Dataset records -
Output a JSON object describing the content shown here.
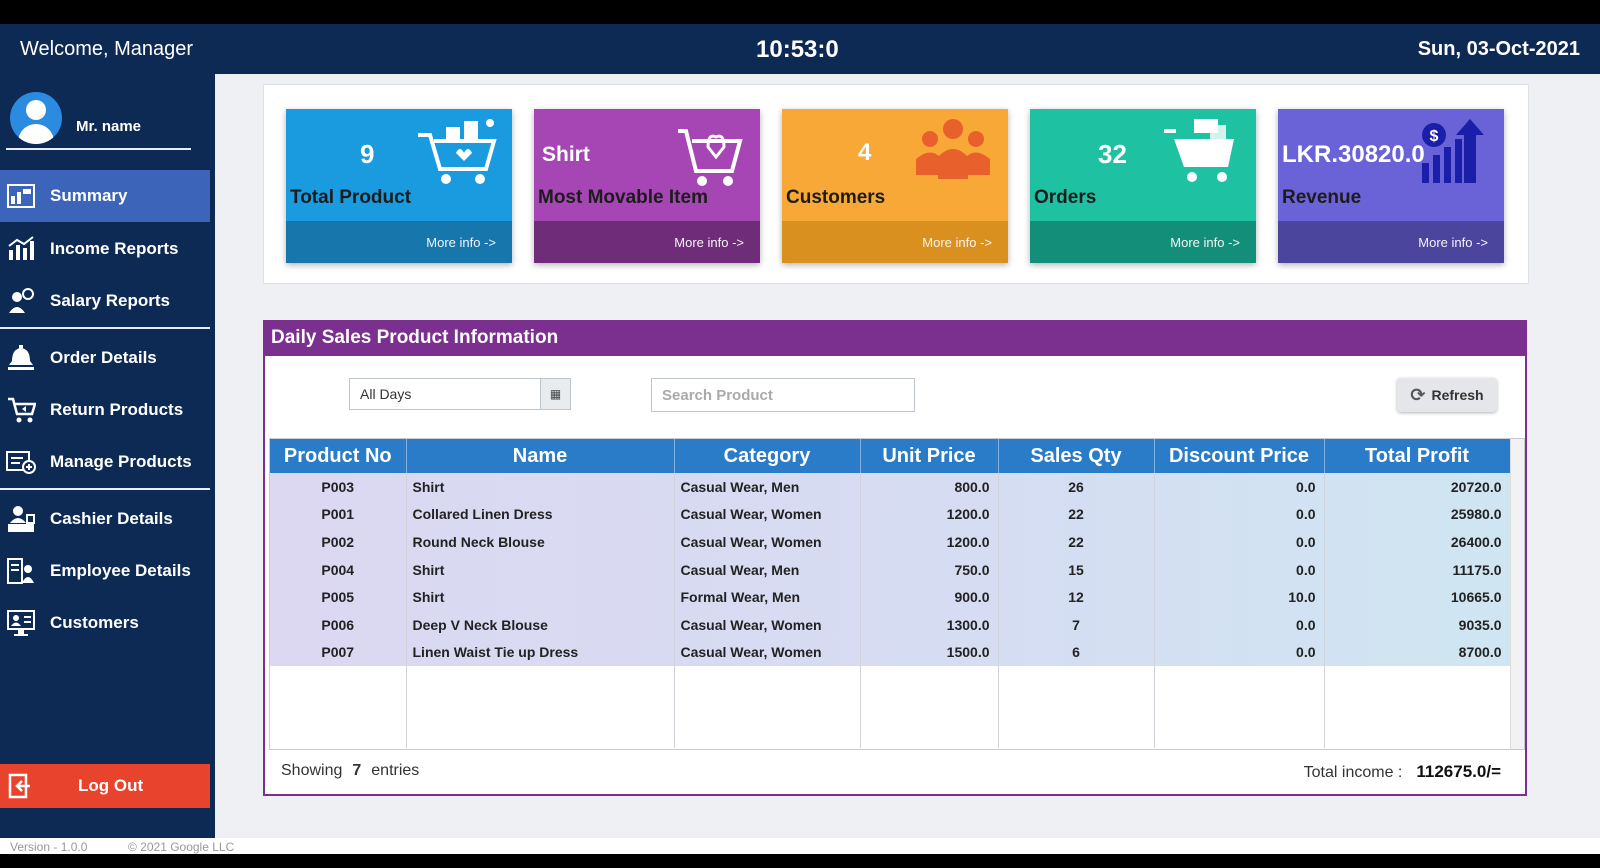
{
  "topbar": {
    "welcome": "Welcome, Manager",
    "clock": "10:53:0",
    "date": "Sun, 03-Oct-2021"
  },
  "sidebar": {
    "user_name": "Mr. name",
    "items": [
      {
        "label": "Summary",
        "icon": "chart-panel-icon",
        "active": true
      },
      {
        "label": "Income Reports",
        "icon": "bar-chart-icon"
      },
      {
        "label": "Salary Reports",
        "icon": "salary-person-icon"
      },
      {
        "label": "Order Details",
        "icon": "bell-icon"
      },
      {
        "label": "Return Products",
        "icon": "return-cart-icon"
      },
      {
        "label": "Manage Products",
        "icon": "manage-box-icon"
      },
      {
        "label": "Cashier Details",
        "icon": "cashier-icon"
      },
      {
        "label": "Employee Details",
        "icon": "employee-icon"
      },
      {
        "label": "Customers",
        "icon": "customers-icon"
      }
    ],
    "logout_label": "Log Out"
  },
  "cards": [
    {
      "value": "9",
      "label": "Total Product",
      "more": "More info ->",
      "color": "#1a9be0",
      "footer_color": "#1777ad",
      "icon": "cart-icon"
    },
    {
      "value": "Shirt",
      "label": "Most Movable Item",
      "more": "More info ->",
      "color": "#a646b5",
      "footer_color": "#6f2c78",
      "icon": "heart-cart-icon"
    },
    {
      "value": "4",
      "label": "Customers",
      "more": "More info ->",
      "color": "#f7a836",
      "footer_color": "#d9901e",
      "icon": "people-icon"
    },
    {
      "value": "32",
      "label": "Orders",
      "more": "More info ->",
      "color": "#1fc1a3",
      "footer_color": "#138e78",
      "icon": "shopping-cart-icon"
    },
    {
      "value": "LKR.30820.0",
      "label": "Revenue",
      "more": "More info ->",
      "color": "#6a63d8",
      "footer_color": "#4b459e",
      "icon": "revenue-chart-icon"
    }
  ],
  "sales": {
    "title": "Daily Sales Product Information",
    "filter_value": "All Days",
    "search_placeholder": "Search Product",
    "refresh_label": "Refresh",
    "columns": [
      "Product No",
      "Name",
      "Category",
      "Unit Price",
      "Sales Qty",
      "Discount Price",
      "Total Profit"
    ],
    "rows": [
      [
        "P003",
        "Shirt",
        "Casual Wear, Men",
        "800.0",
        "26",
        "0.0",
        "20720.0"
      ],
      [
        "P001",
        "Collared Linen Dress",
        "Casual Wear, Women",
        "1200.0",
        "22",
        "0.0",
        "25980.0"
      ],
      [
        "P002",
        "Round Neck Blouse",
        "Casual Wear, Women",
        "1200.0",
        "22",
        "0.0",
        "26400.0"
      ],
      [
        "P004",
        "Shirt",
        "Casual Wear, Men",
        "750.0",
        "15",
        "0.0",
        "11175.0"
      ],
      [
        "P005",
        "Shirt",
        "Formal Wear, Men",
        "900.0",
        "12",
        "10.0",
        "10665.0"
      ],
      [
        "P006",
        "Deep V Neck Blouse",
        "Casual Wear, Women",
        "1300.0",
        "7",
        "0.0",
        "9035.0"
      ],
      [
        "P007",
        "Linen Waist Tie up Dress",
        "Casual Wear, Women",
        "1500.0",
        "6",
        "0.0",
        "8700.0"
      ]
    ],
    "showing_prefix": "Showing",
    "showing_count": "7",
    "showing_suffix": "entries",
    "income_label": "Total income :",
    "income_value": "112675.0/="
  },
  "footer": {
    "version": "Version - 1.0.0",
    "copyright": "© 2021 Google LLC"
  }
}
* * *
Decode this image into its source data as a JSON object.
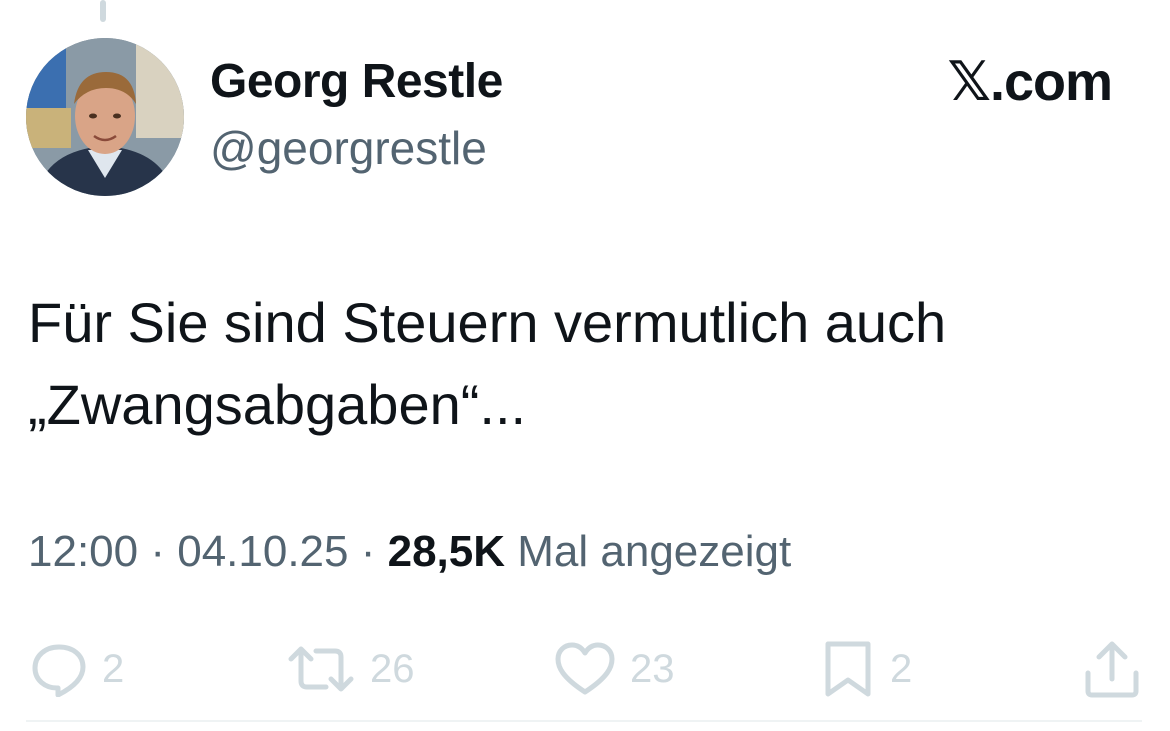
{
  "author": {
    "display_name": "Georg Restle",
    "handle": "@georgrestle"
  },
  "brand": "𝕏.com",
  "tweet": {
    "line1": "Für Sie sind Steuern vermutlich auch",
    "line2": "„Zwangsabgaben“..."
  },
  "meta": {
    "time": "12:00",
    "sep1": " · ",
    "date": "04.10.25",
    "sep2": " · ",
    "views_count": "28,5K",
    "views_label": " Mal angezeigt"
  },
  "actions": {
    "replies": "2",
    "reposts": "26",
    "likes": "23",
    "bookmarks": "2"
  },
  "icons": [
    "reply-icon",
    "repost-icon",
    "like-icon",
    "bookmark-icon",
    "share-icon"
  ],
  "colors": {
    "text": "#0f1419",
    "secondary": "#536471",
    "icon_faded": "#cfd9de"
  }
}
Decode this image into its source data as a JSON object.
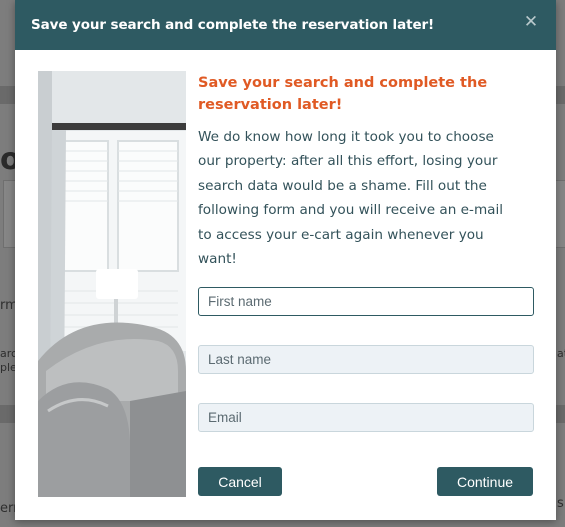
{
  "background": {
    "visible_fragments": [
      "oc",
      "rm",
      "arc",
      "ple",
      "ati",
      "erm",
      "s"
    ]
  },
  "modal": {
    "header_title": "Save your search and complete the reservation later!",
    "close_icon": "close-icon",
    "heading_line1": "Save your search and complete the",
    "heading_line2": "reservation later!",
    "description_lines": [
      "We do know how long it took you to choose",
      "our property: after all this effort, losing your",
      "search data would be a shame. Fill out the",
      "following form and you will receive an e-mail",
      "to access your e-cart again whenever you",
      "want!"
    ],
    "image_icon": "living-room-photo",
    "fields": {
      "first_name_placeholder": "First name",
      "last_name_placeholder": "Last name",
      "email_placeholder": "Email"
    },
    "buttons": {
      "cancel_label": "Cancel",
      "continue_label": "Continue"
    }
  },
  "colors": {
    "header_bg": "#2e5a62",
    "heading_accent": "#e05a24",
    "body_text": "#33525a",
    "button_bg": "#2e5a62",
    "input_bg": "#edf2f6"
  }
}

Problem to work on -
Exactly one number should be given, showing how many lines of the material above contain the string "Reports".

Expected answer -
2